- [Task brief]: Below are entries to examine: work out how many lines contain the word "align", and give only that number.

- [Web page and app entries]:

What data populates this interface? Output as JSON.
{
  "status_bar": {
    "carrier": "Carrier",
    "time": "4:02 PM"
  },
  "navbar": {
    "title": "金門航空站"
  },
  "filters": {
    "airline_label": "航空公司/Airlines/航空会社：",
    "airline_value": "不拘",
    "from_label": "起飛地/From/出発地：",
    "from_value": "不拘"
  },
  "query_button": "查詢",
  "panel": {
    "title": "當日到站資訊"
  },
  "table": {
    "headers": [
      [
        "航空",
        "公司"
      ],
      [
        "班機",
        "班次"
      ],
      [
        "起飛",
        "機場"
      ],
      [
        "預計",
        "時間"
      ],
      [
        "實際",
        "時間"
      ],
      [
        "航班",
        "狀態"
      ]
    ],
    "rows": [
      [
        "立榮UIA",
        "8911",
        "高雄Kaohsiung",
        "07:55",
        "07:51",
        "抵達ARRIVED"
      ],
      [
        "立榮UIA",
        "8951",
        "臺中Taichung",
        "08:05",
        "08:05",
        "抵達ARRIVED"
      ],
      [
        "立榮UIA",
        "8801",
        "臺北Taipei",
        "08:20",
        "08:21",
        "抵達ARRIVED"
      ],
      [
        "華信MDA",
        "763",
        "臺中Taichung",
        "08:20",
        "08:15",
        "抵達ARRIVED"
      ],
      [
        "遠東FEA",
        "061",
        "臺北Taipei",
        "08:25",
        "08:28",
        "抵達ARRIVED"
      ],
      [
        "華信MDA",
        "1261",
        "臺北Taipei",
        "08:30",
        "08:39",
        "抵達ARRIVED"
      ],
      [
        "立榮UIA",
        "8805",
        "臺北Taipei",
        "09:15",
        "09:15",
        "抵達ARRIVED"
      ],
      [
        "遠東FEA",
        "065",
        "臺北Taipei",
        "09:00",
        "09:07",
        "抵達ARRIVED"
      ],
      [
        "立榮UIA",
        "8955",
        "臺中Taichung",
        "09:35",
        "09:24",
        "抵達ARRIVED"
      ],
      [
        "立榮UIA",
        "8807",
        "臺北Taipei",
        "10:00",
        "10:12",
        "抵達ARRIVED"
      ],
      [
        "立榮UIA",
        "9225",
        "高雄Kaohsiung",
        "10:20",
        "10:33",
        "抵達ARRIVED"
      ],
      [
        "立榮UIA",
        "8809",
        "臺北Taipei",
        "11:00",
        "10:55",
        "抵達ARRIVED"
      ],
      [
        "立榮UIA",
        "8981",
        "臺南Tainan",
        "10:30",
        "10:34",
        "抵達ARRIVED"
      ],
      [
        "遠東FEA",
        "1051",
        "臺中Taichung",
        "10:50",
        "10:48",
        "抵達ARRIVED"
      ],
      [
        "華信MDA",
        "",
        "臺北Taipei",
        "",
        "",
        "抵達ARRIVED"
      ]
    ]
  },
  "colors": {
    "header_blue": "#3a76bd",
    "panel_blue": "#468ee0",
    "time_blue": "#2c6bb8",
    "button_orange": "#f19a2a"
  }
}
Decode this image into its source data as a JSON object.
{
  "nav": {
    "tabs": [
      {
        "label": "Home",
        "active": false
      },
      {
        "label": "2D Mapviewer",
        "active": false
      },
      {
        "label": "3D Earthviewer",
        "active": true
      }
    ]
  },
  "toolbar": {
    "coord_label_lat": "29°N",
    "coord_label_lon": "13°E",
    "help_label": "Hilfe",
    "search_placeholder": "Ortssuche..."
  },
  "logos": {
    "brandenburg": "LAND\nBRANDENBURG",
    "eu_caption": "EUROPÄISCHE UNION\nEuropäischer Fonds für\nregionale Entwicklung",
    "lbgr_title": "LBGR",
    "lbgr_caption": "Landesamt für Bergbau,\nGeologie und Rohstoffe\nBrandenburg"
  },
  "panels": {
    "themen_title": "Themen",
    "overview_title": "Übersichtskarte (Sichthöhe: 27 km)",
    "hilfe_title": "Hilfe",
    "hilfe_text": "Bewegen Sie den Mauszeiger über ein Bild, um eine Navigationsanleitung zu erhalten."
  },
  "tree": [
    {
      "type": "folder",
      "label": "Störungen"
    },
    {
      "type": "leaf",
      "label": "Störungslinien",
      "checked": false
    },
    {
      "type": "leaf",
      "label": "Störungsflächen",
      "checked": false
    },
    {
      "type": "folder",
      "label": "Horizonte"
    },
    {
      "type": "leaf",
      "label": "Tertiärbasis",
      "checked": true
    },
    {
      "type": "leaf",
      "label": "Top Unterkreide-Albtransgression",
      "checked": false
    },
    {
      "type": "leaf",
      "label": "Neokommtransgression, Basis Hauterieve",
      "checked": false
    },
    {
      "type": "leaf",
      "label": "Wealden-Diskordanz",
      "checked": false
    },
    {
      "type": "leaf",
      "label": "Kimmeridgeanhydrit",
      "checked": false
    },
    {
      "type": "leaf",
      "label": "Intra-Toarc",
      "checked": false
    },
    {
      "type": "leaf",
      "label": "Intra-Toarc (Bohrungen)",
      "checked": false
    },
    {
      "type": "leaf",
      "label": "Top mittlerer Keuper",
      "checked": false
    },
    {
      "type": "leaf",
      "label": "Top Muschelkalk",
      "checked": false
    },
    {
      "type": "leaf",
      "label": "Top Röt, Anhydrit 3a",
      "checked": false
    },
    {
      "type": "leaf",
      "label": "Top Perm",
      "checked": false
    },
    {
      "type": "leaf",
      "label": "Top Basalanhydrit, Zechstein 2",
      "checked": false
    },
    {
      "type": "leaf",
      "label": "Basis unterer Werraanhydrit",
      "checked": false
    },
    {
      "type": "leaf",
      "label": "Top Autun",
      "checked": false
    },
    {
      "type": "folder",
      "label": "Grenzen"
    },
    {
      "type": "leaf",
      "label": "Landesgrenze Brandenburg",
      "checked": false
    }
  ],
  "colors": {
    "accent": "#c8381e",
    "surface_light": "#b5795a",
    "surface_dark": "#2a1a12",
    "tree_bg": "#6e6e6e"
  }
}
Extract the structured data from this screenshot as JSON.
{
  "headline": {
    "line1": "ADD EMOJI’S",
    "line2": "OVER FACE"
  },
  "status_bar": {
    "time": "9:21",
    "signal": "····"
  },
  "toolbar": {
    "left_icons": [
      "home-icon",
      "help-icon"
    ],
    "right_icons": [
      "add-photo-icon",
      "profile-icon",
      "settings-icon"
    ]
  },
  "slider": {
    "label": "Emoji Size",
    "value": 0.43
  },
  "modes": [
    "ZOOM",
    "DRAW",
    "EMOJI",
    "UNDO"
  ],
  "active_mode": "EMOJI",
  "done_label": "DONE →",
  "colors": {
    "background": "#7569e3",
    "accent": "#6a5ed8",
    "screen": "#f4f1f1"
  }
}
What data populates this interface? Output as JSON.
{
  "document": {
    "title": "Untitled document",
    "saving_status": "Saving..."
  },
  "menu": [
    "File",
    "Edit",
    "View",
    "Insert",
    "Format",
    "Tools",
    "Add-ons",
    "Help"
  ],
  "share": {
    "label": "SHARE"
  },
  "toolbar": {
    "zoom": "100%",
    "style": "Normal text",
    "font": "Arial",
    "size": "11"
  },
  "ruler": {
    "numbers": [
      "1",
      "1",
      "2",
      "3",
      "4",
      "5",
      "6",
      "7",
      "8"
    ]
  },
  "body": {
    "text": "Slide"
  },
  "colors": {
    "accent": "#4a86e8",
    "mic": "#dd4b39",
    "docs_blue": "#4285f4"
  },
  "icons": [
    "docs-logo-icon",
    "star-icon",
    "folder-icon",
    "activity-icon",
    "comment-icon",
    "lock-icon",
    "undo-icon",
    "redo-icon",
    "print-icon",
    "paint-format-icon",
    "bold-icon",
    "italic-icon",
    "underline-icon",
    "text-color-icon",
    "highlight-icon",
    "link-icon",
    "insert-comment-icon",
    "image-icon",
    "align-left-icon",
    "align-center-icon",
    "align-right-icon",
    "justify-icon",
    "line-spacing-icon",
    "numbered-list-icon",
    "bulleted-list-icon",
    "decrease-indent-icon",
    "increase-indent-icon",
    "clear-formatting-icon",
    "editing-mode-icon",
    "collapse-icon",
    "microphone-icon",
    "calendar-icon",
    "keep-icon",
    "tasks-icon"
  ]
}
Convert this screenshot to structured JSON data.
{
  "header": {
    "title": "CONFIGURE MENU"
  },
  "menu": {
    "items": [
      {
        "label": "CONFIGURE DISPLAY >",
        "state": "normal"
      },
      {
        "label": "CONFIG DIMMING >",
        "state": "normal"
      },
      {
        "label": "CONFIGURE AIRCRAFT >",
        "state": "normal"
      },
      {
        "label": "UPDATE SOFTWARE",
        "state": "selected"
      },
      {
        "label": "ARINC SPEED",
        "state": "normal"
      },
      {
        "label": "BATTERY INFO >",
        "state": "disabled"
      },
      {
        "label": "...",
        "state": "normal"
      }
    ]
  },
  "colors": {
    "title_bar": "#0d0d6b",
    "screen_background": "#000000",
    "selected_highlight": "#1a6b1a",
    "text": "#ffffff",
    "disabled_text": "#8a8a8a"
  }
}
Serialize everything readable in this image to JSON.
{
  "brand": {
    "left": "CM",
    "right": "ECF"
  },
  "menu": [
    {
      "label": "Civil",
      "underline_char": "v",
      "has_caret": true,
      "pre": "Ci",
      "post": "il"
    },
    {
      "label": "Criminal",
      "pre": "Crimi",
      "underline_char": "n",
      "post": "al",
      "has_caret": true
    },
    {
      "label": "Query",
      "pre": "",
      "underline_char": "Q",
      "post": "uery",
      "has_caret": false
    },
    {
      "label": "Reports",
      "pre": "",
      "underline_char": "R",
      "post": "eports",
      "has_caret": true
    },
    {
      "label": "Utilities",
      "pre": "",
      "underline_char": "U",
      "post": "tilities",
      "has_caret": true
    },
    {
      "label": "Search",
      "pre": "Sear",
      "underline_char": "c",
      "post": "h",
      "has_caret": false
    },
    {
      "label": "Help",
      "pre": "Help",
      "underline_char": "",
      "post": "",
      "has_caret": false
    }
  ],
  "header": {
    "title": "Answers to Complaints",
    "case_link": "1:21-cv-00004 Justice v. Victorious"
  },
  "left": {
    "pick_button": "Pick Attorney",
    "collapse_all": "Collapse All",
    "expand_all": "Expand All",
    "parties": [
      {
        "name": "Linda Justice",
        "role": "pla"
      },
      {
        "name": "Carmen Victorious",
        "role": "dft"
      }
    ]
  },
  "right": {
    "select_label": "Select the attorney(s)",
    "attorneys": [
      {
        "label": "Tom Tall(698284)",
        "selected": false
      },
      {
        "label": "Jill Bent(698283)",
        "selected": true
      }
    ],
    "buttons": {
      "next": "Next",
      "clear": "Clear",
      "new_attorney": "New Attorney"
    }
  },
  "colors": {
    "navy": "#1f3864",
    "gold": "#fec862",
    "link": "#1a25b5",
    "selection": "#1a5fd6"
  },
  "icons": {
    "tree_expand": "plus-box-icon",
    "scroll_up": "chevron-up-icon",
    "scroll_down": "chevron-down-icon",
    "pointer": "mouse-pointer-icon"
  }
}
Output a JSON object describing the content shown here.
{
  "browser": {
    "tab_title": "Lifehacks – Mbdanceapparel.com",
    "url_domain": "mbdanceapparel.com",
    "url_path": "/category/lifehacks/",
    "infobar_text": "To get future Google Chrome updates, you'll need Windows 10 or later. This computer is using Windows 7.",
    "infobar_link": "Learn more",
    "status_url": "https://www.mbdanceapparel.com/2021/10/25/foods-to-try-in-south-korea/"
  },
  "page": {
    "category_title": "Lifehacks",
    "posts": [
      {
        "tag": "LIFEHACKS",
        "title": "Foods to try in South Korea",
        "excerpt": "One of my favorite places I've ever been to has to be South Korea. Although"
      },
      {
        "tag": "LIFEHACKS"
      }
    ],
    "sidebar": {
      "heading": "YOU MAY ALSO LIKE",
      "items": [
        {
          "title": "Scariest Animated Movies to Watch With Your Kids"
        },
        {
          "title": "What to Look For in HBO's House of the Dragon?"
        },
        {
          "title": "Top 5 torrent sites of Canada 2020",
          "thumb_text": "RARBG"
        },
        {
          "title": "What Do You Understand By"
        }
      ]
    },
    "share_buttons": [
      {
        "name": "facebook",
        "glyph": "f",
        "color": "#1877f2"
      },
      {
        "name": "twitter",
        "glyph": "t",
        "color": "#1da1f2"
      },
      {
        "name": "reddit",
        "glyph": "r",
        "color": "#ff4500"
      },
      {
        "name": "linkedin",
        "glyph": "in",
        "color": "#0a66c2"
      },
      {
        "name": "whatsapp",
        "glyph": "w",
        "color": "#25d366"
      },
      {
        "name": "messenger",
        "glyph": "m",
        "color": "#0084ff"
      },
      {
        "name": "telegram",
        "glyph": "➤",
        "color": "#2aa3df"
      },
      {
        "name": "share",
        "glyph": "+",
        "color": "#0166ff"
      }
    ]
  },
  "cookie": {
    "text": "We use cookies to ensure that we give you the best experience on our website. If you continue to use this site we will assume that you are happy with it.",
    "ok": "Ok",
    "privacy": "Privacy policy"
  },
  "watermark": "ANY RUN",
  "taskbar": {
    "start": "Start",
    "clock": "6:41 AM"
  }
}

- [Solution to this task]: 3